The GET request has an URL length limitation, which hurts for many locations per request. In those cases use a HTTP POST request with JSON data as input. The only parameter in the URL will be the key which stays in the URL. Both request scenarios are identically except that all singular parameter names are named as their plural for a POST request. For example point=10,11&point=20,22 will be converted to the following JSON points array:

{ "points": [[11,10], [22,20]] }

Note that also the order changes to [longitude,latitude] similar to a GeoJson.

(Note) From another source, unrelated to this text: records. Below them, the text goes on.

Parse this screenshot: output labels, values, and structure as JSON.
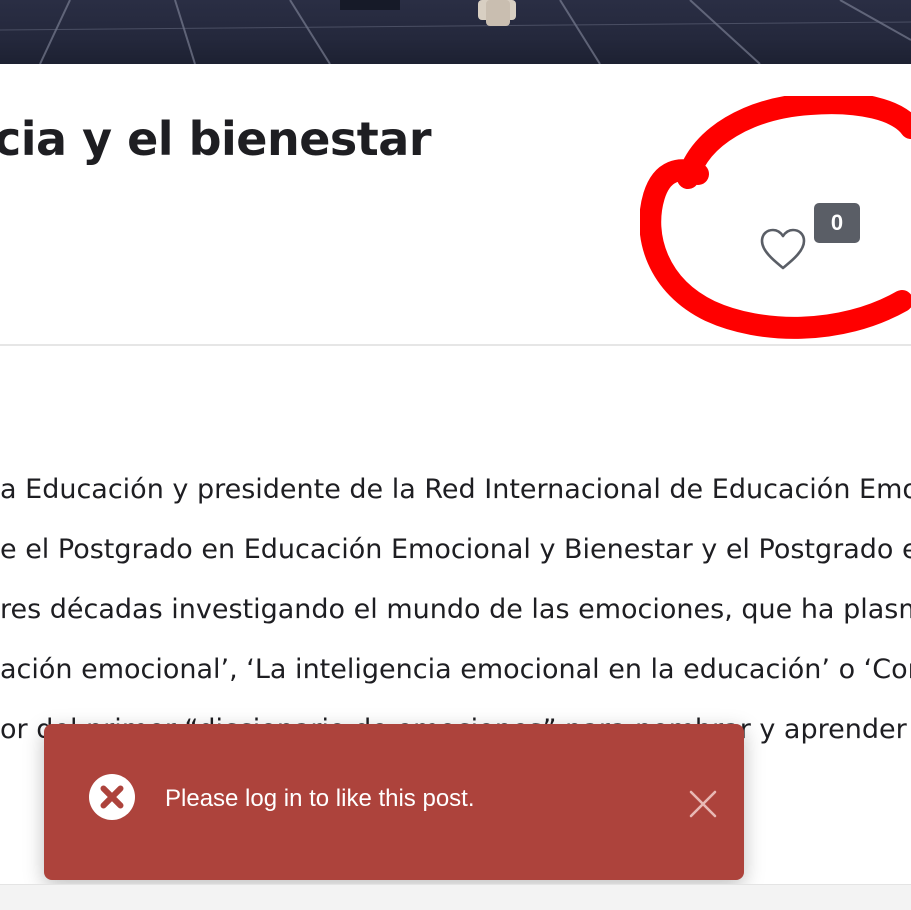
{
  "post": {
    "title": "cia y el bienestar",
    "likes": {
      "count": "0",
      "icon": "heart-outline-icon"
    },
    "body_lines": [
      "a Educación y presidente de la Red Internacional de Educación Emocional",
      "e el Postgrado en Educación Emocional y Bienestar y el Postgrado en Inteligencia",
      "res décadas investigando el mundo de las emociones, que ha plasmado en",
      "ación emocional’, ‘La inteligencia emocional en la educación’ o ‘Competencias",
      "or del primer “diccionario de emociones” para nombrar y aprender a gestionar"
    ]
  },
  "annotation": {
    "shape": "hand-drawn-circle",
    "color": "#ff0000"
  },
  "toast": {
    "message": "Please log in to like this post.",
    "icon": "error-circle-icon",
    "close_icon": "close-icon",
    "background": "#ad433c"
  },
  "colors": {
    "title_text": "#1e1e22",
    "count_badge": "#5a5e66",
    "divider": "#e6e6e6"
  }
}
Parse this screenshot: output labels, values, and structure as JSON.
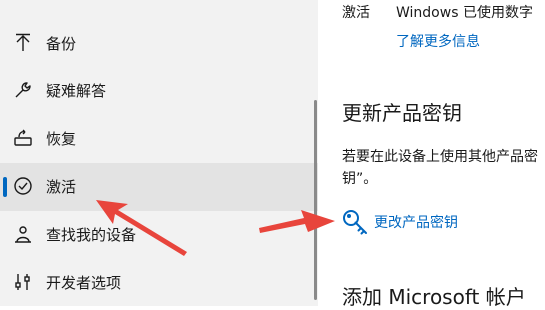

All effected parameters are: points, from_points and to_points.

Also out_array has to be named out_arrays in a POST request.

curl example with a JSON as input:

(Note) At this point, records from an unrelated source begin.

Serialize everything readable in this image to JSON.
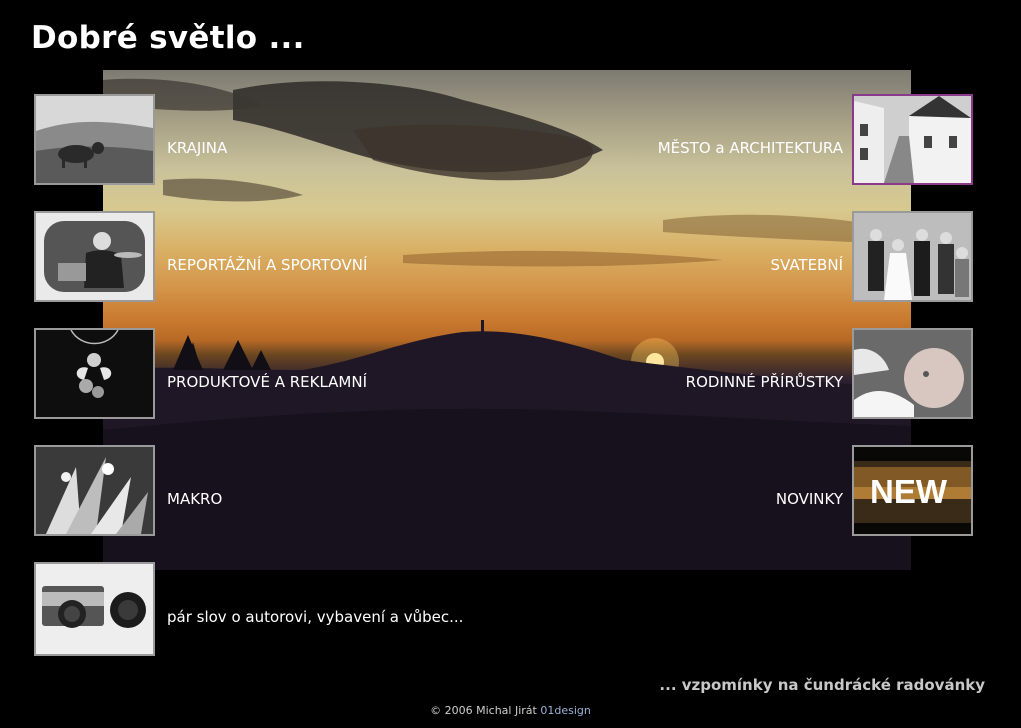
{
  "page": {
    "title": "Dobré světlo ..."
  },
  "left_menu": [
    {
      "label": "KRAJINA"
    },
    {
      "label": "REPORTÁŽNÍ A SPORTOVNÍ"
    },
    {
      "label": "PRODUKTOVÉ A REKLAMNÍ"
    },
    {
      "label": "MAKRO"
    },
    {
      "label": "pár slov o autorovi, vybavení a vůbec..."
    }
  ],
  "right_menu": [
    {
      "label": "MĚSTO a ARCHITEKTURA"
    },
    {
      "label": "SVATEBNÍ"
    },
    {
      "label": "RODINNÉ PŘÍRŮSTKY"
    },
    {
      "label": "NOVINKY",
      "thumb_text": "NEW"
    }
  ],
  "memories_link": "... vzpomínky na čundrácké radovánky",
  "footer": {
    "copyright": "© 2006 Michal Jirát",
    "brand": "01design"
  }
}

curl -X POST -H "Content-Type: application/json" "[YOUR_KEY]" -d '{"elevation":false,"out_arrays":["weights"],"from_points":[[-0.087891,51.534377],[-0.090637,51.467697],[-0.171833,51.521241],[-0.211487,51.473685]],"to_points":[[-0.087891,51.534377],[-0.090637,51.467697],[-0.171833,51.521241],[-0.211487,51.473685]],"vehicle":"car"}'

JSON response:

"info":{"copyrights":["GraphHopper","OpenStreetMap contributors"]}

Batch Matrix API

The Batch Matrix API allows using matrices with more locations and works asynchronously - similar to our Route Optimization API: * Create a HTTP POST request against /matrix/calculate and add the key in the URL: /matrix/calculate?key=[YOUR_KEY]. This will give you the job_id from the response json like { "job_id": "7ac65787-fb99-4e02-a832-2c3010c70097" } * Poll via HTTP GET requests every second against /matrix/solution/[job_id]

Here are some full examples via curl:

$ curl -X POST -H "Content-Type: application/json" "[YOUR_KEY]" -d '{"points":[[13.29895,52.48696],[13.370876,52.489575],[13.439026,52.511206]]}'

Pick the returned job_id and use it in the next GET requests:

$ curl -X GET "[YOUR_KEY]"

When the calculation is finished (status:finished) the JSON response will contain the full matrix JSON under solution:

$ curl -X GET "[YOUR_KEY]"
{"solution":{"weights":[[0.0,470.453,945.414],[503.793,0.0,580.871],[970.49,569.511,0.0]],"info":{"copyrights":["GraphHopper","OpenStreetMap contributors"]}},"status":"finished"}

Please note, if an error occured while calculation the JSON will not have a status but contain directly the error message e.g.:

{"message":"Cannot find from_points: 1","hints":[{...}]}

HTTP Error codes

See more details in the overview